Generally speaking, most mixes form 1:1:1 parts of grit, compost, and coir compost. Make sure that the compost you’re using isn’t packed too full of nutrients, as this can do more harm than good.
Make Your Life Easier With The Right Tools
While repotting plants doesn’t usually require any specialist tools, it’s a little different when it comes to repotting cacti.
You’ll need the regular tools such as a little hand trowel and a pair of scissors, and a garden knife can come in handy, too.
You will need some protective gloves to protect your hands from the spines, preferably heavy-duty ones.
For lifting out a spiny cactus, one of the best tools you can use is a humble piece or box made of thick cardboard. No, really.
Grabbing the cactus with the cardboard, ensuring that it is between your fingers and the plant as a barrier, means that no spines can attack you.
You could also use silicone tongs or a cut-up kitchen sponge, but make sure you don’t squeeze the plant.
Top Dress Your Cactus
It’s not required, but a layer of grit on top of the soil helps to trap heat and moisture while stopping any leaves from rotting by being in contact with the soil.
Is It A Good Idea To Feed Cacti?
You can feed cacti with a specialist cacti fertilizer sparingly during the growing season, following the manufacturer’s instructions.
Be careful not to fertilize cacti outside the growing season, as plants that go dormant during the winter need to have this period of rest to sustain healthy growth.
How To Repot An Indoor Cactus
Wait until the soil of a cactus is completely dry before you repot it. This helps immensely when it comes to repotting, as the soil lifts out in the shape of the pot.
This protects the roots, but that doesn’t mean you don’t have to be careful with them. Gently tease out the old soil from the roots with your fingers, discarding the soil, but ensure you don’t rip off the roots if you can help it.
Freeing the roots from the shape of the pot encourages them to settle into the new soil.
Make sure that the new pot has a good drainage hole, and place a layer of grit or rocks at the bottom. The soil is usually much finer than normal compost, so you don’t want it to come straight out of the hole.
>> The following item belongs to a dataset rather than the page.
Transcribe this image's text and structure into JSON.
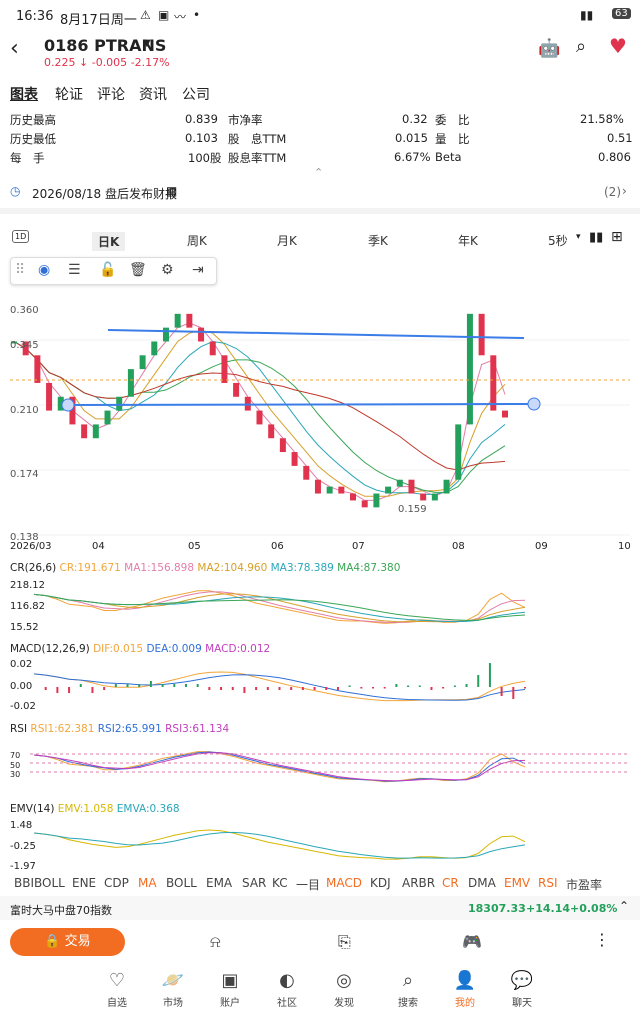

Add a layer of compost, and put the cactus in to test the height. Fill the pot, leaving the top two inches of the pot clear. Dress as necessary, but don’t water it until a week later.
Repotting a cactus can be daunting and even dangerous, but as long as you use protective tools, and repot in the early growing season when the plant needs it and not before, it is a fairly simple process and keeps your plant healthy.